RECORDS PROVIDED:
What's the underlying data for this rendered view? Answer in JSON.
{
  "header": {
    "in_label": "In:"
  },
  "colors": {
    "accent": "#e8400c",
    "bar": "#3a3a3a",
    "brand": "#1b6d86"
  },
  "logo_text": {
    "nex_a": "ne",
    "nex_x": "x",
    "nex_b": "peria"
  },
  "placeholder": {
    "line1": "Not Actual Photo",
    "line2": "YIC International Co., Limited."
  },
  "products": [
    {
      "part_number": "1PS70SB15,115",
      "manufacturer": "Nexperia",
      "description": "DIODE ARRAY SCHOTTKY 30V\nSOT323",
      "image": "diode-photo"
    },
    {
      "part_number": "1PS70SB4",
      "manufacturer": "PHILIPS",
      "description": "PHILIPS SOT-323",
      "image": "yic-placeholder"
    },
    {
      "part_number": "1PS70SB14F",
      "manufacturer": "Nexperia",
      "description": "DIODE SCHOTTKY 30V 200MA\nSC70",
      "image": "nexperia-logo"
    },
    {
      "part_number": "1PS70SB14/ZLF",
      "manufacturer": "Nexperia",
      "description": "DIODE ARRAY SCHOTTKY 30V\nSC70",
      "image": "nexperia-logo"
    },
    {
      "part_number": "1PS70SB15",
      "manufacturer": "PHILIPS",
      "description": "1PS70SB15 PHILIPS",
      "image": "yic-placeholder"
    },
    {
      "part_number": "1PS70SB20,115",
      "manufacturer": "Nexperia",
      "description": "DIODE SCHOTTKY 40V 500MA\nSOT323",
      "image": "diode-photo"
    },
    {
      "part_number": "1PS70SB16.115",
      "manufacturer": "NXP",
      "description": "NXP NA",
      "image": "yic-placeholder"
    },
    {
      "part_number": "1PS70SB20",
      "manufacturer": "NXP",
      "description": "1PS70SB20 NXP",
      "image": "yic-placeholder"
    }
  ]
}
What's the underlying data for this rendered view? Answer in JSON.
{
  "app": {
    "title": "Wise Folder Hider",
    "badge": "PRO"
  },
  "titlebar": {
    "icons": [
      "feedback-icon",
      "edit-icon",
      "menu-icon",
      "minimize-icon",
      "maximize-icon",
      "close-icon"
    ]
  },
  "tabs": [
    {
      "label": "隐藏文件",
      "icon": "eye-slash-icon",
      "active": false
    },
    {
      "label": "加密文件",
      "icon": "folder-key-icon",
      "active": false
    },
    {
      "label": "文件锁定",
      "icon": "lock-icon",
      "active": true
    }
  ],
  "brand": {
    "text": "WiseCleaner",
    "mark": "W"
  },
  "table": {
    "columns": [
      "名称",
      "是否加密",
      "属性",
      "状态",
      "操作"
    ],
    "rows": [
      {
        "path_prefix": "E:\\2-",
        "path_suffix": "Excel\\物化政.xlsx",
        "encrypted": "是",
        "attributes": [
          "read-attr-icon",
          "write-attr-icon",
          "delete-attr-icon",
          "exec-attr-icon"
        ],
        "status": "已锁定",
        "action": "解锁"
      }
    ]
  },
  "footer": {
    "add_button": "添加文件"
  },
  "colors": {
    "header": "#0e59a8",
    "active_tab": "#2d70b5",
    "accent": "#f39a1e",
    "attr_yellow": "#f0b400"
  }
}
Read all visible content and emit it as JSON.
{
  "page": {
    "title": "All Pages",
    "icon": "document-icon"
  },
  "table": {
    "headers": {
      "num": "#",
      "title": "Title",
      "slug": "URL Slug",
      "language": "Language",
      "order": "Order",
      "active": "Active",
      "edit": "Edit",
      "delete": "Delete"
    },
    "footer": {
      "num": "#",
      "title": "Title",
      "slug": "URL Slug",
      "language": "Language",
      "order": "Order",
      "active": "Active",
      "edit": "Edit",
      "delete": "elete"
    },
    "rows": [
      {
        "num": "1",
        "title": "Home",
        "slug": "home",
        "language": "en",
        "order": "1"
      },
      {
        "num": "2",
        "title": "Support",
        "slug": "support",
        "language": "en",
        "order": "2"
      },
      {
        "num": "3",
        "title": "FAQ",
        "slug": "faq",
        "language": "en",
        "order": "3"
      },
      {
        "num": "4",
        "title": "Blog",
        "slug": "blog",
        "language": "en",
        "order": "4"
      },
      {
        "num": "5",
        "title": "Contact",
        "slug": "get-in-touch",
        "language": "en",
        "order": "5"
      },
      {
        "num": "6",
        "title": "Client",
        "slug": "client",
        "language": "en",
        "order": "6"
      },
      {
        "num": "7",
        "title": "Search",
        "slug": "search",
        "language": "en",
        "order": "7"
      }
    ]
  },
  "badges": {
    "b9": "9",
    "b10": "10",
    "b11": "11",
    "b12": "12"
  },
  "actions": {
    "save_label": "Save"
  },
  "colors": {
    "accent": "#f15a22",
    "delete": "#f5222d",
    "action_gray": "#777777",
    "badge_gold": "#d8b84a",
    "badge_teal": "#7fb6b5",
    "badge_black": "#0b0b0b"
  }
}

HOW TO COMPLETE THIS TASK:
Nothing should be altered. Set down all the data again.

TASK RESULT:
What's the underlying data for this rendered view? Answer in JSON.
{
  "header": {
    "in_label": "In:"
  },
  "colors": {
    "accent": "#e8400c",
    "bar": "#3a3a3a",
    "brand": "#1b6d86"
  },
  "logo_text": {
    "nex_a": "ne",
    "nex_x": "x",
    "nex_b": "peria"
  },
  "placeholder": {
    "line1": "Not Actual Photo",
    "line2": "YIC International Co., Limited."
  },
  "products": [
    {
      "part_number": "1PS70SB15,115",
      "manufacturer": "Nexperia",
      "description": "DIODE ARRAY SCHOTTKY 30V\nSOT323",
      "image": "diode-photo"
    },
    {
      "part_number": "1PS70SB4",
      "manufacturer": "PHILIPS",
      "description": "PHILIPS SOT-323",
      "image": "yic-placeholder"
    },
    {
      "part_number": "1PS70SB14F",
      "manufacturer": "Nexperia",
      "description": "DIODE SCHOTTKY 30V 200MA\nSC70",
      "image": "nexperia-logo"
    },
    {
      "part_number": "1PS70SB14/ZLF",
      "manufacturer": "Nexperia",
      "description": "DIODE ARRAY SCHOTTKY 30V\nSC70",
      "image": "nexperia-logo"
    },
    {
      "part_number": "1PS70SB15",
      "manufacturer": "PHILIPS",
      "description": "1PS70SB15 PHILIPS",
      "image": "yic-placeholder"
    },
    {
      "part_number": "1PS70SB20,115",
      "manufacturer": "Nexperia",
      "description": "DIODE SCHOTTKY 40V 500MA\nSOT323",
      "image": "diode-photo"
    },
    {
      "part_number": "1PS70SB16.115",
      "manufacturer": "NXP",
      "description": "NXP NA",
      "image": "yic-placeholder"
    },
    {
      "part_number": "1PS70SB20",
      "manufacturer": "NXP",
      "description": "1PS70SB20 NXP",
      "image": "yic-placeholder"
    }
  ]
}
What's the underlying data for this rendered view? Answer in JSON.
{
  "app": {
    "title": "Wise Folder Hider",
    "badge": "PRO"
  },
  "titlebar": {
    "icons": [
      "feedback-icon",
      "edit-icon",
      "menu-icon",
      "minimize-icon",
      "maximize-icon",
      "close-icon"
    ]
  },
  "tabs": [
    {
      "label": "隐藏文件",
      "icon": "eye-slash-icon",
      "active": false
    },
    {
      "label": "加密文件",
      "icon": "folder-key-icon",
      "active": false
    },
    {
      "label": "文件锁定",
      "icon": "lock-icon",
      "active": true
    }
  ],
  "brand": {
    "text": "WiseCleaner",
    "mark": "W"
  },
  "table": {
    "columns": [
      "名称",
      "是否加密",
      "属性",
      "状态",
      "操作"
    ],
    "rows": [
      {
        "path_prefix": "E:\\2-",
        "path_suffix": "Excel\\物化政.xlsx",
        "encrypted": "是",
        "attributes": [
          "read-attr-icon",
          "write-attr-icon",
          "delete-attr-icon",
          "exec-attr-icon"
        ],
        "status": "已锁定",
        "action": "解锁"
      }
    ]
  },
  "footer": {
    "add_button": "添加文件"
  },
  "colors": {
    "header": "#0e59a8",
    "active_tab": "#2d70b5",
    "accent": "#f39a1e",
    "attr_yellow": "#f0b400"
  }
}
Read all visible content and emit it as JSON.
{
  "page": {
    "title": "All Pages",
    "icon": "document-icon"
  },
  "table": {
    "headers": {
      "num": "#",
      "title": "Title",
      "slug": "URL Slug",
      "language": "Language",
      "order": "Order",
      "active": "Active",
      "edit": "Edit",
      "delete": "Delete"
    },
    "footer": {
      "num": "#",
      "title": "Title",
      "slug": "URL Slug",
      "language": "Language",
      "order": "Order",
      "active": "Active",
      "edit": "Edit",
      "delete": "elete"
    },
    "rows": [
      {
        "num": "1",
        "title": "Home",
        "slug": "home",
        "language": "en",
        "order": "1"
      },
      {
        "num": "2",
        "title": "Support",
        "slug": "support",
        "language": "en",
        "order": "2"
      },
      {
        "num": "3",
        "title": "FAQ",
        "slug": "faq",
        "language": "en",
        "order": "3"
      },
      {
        "num": "4",
        "title": "Blog",
        "slug": "blog",
        "language": "en",
        "order": "4"
      },
      {
        "num": "5",
        "title": "Contact",
        "slug": "get-in-touch",
        "language": "en",
        "order": "5"
      },
      {
        "num": "6",
        "title": "Client",
        "slug": "client",
        "language": "en",
        "order": "6"
      },
      {
        "num": "7",
        "title": "Search",
        "slug": "search",
        "language": "en",
        "order": "7"
      }
    ]
  },
  "badges": {
    "b9": "9",
    "b10": "10",
    "b11": "11",
    "b12": "12"
  },
  "actions": {
    "save_label": "Save"
  },
  "colors": {
    "accent": "#f15a22",
    "delete": "#f5222d",
    "action_gray": "#777777",
    "badge_gold": "#d8b84a",
    "badge_teal": "#7fb6b5",
    "badge_black": "#0b0b0b"
  }
}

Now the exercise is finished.